- The way most computer video/audio ’ formats work and accomplish this task can be thought of as ‘containers’. At a high level, a time code stamp labels a container, which contains information such as a video frame, audio frame, and/or other data elements. An example typical data element that you’re probably familiar with is closed captioning/subtitling. It’s also how DVDs and such do multiple languages, the user is simply picking the elements in the container to ‘play’. When playing a resource, you can think of ‘time’ running, the program translates to the time stamp for the associated container, decodes the information inside, and presents it to the user on the appropriate output device. Obviously it’s much more complicated than that due to things such as compression algorithms for audio and video, but that’s the high level idea. This is probably the most thorough technical approach which on the development end means that you have to write or use a codec (compressor/decompressor) for the Lidar information to add it to the audio/video data stream. Note that it’s possible to have ‘movie’ files without video tracks, a lot of people use the flexibility of the formats to do all sorts of ‘interesting’ things. These formats have names such as mpeg, QuickTime, Ogg Vorbis but there are a large number of them.

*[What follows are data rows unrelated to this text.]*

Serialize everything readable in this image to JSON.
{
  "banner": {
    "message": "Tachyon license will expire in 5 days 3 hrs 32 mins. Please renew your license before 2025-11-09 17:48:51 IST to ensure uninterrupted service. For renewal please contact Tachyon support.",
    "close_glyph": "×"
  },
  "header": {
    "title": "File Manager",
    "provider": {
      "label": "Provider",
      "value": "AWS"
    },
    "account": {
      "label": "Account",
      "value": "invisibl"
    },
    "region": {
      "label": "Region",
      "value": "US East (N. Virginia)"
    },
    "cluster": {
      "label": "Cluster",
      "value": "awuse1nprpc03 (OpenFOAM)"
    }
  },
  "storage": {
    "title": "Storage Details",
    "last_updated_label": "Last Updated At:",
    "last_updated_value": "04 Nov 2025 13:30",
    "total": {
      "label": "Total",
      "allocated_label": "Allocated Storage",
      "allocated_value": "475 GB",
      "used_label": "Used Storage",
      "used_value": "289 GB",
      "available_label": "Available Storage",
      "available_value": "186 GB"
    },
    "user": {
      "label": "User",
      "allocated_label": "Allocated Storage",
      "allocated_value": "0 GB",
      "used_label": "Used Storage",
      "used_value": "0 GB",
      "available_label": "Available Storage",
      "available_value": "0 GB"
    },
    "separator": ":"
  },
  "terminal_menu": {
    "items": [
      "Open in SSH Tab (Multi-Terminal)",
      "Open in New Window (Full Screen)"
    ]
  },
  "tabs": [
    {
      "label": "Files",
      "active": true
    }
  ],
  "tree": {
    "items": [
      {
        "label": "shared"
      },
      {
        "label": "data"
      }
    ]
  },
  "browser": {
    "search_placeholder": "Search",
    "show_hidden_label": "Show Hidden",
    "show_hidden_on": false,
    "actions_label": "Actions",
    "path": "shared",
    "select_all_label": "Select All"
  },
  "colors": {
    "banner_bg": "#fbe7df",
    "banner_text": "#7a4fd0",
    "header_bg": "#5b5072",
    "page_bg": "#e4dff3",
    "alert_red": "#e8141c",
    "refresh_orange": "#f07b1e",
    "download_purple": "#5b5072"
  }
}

That should get you started in your exploration.
Am I correct that it sounds like all audio cards are connected through the same full-sized port on Jetson?
Have you considered the mini-PCIe slot for a second USB controller (I don’t know if it is a “total resources” issue or “specific to this USB port issue”)?
If you get a micro-A connector, you might be able to also offload to the micro port, e.g., this:
I plan on doing some micro port testing and development, but haven’t been able to check this cable yet (it’s on order, no telling when it will arrive).